Stereo-BRUV systems consist of two convergent video cameras inside waterproof housings, attached to a base-bar (Fig. 1b), held in a frame (Fig. 1a), with some form of baited container in front of the cameras (Fig. 1e). Systems are generally tethered by rope to surface buoys (Fig. 1c). Ballast can be added to frames for use in deep-water or areas of strong current (Fig.1f).
Figure 1: Equipment required for stereo-BRUV surveys, including (a) mild-steel galvanized frame and bridle, (b) stereo base-bar and camera housings, (c) rope with detachable float line and two floats, (d) storage container for equipment and bait, (e) PVC bait arm (reinforced with fiberglass rod) with mesh bait bag and supporting metal diode arm, (f) metal weights for deep-water or strong current, (g) long-armed glove for handling bait, and (h) dry kit including calibrated cameras fixed to face plates, spare cameras, spare batteries, battery charger, micro-sd card reader, micro-sd cards, standard tools, cable ties to secure bait bags, and silicone grease for o-rings.
Cameras and Photogrammetry
We recommend cameras with full, high-definition resolution of at least 1920 x 1080 pixels (Harvey_ et al._ 2010) and a capture rate of at least 30 frames per second (note some models of action cameras can overheat at high resolution e.g. 4K). Higher camera resolution will improve identification of fish, and the pixel selection required for measurement. Higher frame rates reduce blur on fast-moving species. To maintain stereo-calibrations, cameras must have video stabilisation disabled, and a fixed focal length can facilitate measurements both close to and far from the camera systems when correctly calibrated (Shortis, Harvey & Abdo 2009; Boutros, Shortis & Harvey 2015). The field of view should be standardised and chosen to limit distortion in the image (e.g. no more than a medium angle, ~95° H-FOV). When sampling demersal fish assemblages at typical maximum range (8 m) from the cameras, Boutros et al. (2015) suggested a separation < 500 mm will result in a decrease in the accuracy of measurements, with measurement precision being a function of 1/(camera separation). Cameras are fixed to a rigid base bar to preserve the stereo-calibration required to calculate accurate length and range measurements (Harvey & Shortis 1995, 1998; Shortis & Harvey 1998; Shortis et al. 2009; Boutros et al. 2015). The system pictured in Fig. 1 uses GoPro Hero 5 Black cameras, with camera housings separated by 700 mm with 7° convergence angle on a steel base bar, although 500 mm with a 5° convergence angle is also common.

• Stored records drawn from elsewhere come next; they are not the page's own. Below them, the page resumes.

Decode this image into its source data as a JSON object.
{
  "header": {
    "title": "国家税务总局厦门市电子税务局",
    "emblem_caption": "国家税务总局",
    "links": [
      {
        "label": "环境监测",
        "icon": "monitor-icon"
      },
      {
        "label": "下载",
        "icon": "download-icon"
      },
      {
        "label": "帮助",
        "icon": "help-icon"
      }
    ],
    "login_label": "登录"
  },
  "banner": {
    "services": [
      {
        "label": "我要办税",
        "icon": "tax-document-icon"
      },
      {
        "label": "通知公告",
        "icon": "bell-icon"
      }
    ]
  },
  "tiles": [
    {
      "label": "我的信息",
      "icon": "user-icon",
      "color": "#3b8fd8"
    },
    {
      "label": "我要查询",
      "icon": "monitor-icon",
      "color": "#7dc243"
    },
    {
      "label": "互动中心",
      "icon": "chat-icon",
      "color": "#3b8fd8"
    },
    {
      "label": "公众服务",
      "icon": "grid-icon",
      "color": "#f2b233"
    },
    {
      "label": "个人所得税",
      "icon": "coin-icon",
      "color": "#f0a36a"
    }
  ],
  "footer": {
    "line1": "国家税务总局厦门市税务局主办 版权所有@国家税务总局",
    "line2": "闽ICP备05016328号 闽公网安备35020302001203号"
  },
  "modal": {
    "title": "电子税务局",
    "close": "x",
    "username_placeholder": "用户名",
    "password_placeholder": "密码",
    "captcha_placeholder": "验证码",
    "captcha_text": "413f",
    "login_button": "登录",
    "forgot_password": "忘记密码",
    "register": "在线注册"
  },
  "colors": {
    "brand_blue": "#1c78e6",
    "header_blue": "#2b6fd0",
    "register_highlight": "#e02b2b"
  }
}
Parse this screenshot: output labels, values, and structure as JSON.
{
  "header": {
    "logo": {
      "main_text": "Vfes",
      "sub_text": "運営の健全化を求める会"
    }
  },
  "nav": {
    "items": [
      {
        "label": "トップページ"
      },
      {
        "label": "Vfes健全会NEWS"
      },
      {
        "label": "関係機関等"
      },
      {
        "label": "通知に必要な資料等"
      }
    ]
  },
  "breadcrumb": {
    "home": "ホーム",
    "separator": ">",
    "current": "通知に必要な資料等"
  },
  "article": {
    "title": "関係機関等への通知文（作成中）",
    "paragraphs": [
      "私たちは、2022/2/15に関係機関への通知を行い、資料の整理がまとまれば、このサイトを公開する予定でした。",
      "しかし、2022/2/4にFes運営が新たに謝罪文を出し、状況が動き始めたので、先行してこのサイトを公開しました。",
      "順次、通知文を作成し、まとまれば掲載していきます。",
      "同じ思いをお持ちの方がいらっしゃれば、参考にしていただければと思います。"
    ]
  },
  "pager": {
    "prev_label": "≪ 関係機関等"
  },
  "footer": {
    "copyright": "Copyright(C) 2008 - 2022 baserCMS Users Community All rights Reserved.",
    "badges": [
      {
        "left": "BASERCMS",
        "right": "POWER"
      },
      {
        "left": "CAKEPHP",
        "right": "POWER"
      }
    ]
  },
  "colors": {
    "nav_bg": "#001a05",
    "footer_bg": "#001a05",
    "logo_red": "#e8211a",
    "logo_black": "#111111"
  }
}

Stereo-calibrations must be made both prior to and following a field campaign. Given the required tolerances involved with stereo-BRUV construction, we recommend seeking manufacture and calibration advice from recognised providers or adhering to strict specifications. Any changes in camera positioning (e.g. if a camera is dismounted during battery replacement) will disrupt the stereo-calibration, resulting in measurement error. For this reason, most “off-the-shelf” housings remain unsuitable for stereo-BRUVs. Figure 1h provides an example of a camera that is secured to the housing faceplate to ensure stability. Each housing and camera should be uniquely identified, ensuring the latter are only used on the system they are calibrated for. A flashing LED may be added to the end of the diode arm to aid synchronisation of imagery from the left and right cameras when submerged (Figure 1).
As a general rule, locally sourced, sardine-type oily bait is recommended (Dorman et al. 2012), as the oil disperses to attract fish. Sourcing sardine bait locally from factory discards (e.g. fish heads, tails and guts) will reduce the survey’s ecological footprint, cost of sampling and potential for disease translocation. We recommend 0.8–1 kg of roughly crushed bait, positioned between 1.2 m and 1.5 m in front of the cameras with the mesh bait bag as close to the benthos as possible. Positioning outside of this range will reduce the ability to identify and measure individuals.
Benthic stereo-BRUVs should be deployed for a standard duration. We recommend deployments of 60 min, to allow species detection (Currey-Randall et al. 2020), and facilitate comparison with historical data. Deployments of 30 minutes have been demonstrated to be sufficient for sampling particular species of finfish on shallow temperate reefs (Bernard & Götz 2012; Harasti et al. 2015).